Goal of the exercise
Check each line below for the word "chevron" and give the number of lines that have it, nothing more.

Study material
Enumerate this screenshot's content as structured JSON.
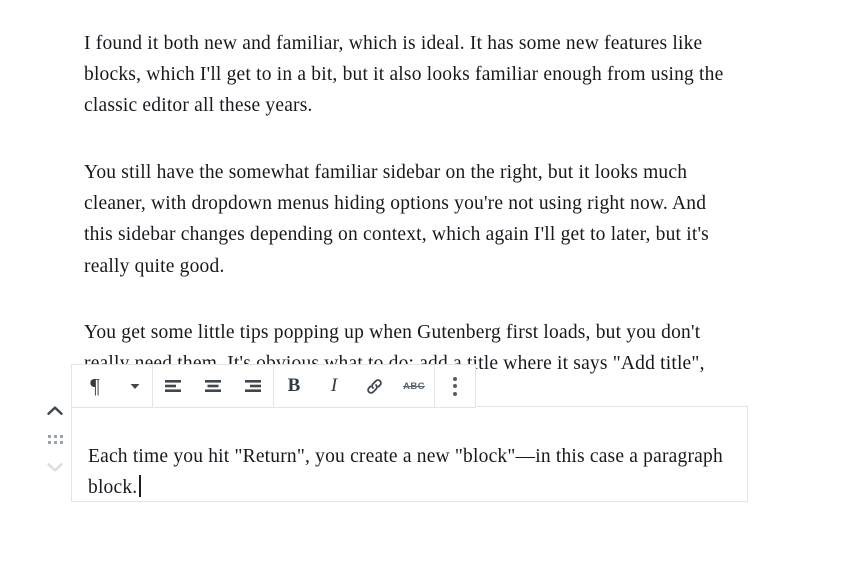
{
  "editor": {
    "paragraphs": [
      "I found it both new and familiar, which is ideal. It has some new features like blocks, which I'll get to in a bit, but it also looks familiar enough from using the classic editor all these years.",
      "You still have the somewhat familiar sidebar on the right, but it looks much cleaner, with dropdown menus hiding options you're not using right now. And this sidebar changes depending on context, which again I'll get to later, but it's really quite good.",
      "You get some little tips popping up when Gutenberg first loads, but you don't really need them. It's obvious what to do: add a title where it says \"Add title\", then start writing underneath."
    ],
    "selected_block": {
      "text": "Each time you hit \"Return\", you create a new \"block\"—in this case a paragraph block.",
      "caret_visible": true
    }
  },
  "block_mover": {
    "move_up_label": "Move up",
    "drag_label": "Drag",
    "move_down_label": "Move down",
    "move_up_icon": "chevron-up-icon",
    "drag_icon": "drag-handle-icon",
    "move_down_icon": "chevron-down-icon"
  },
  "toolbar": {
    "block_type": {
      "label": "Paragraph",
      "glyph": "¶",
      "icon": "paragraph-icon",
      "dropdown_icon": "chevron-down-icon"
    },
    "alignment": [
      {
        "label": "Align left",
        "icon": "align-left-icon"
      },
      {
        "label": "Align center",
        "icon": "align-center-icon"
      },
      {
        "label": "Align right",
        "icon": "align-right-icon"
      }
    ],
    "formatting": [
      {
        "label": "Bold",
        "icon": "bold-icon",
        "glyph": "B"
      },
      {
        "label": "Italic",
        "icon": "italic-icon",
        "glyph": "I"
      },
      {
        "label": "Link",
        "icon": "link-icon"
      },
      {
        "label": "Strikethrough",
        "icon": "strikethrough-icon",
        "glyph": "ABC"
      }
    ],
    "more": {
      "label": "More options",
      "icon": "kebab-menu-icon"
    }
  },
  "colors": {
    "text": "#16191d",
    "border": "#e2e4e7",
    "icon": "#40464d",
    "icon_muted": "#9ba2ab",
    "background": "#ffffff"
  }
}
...
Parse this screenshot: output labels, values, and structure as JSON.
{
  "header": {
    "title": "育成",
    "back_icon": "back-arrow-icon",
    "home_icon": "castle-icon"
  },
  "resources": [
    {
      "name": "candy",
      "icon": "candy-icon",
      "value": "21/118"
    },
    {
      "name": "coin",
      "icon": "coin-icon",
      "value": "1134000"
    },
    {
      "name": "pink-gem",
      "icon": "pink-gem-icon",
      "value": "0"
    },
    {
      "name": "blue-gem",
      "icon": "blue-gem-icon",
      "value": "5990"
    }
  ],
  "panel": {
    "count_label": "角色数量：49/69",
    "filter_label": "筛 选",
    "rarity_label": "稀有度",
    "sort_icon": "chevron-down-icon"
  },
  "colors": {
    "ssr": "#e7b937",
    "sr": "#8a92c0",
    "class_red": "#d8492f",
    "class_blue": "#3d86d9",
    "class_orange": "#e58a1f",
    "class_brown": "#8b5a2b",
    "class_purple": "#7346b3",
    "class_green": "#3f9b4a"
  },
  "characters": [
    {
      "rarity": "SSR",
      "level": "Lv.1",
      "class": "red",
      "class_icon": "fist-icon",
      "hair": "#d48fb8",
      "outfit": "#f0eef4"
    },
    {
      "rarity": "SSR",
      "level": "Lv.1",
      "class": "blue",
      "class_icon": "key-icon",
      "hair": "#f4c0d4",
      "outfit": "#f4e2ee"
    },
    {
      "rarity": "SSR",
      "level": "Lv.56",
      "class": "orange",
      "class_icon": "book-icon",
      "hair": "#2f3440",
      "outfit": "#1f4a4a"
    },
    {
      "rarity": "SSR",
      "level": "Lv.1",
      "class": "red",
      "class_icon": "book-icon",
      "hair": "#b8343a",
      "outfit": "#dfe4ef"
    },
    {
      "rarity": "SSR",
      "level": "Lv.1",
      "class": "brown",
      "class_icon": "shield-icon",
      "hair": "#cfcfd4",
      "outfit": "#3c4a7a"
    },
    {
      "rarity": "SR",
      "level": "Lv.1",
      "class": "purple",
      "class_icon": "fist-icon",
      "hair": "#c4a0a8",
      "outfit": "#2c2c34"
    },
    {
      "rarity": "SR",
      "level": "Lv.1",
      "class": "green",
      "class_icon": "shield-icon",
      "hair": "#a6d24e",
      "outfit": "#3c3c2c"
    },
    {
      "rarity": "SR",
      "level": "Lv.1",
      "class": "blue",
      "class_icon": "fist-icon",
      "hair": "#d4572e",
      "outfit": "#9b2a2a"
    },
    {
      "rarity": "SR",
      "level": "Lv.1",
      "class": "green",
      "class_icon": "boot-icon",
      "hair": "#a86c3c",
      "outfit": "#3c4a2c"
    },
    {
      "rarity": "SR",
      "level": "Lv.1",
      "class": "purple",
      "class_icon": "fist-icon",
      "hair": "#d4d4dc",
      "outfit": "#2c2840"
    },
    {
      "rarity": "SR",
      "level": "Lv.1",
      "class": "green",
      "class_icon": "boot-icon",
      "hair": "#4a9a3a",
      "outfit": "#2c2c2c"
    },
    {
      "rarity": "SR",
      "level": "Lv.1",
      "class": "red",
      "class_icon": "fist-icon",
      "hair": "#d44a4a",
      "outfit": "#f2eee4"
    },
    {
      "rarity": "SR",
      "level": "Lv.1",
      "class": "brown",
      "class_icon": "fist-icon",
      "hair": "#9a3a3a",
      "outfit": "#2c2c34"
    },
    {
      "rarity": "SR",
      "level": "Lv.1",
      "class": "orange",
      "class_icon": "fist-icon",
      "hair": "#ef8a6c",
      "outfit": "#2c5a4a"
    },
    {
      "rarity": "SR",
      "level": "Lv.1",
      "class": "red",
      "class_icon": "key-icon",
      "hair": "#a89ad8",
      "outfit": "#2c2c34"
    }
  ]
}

Expected answer
4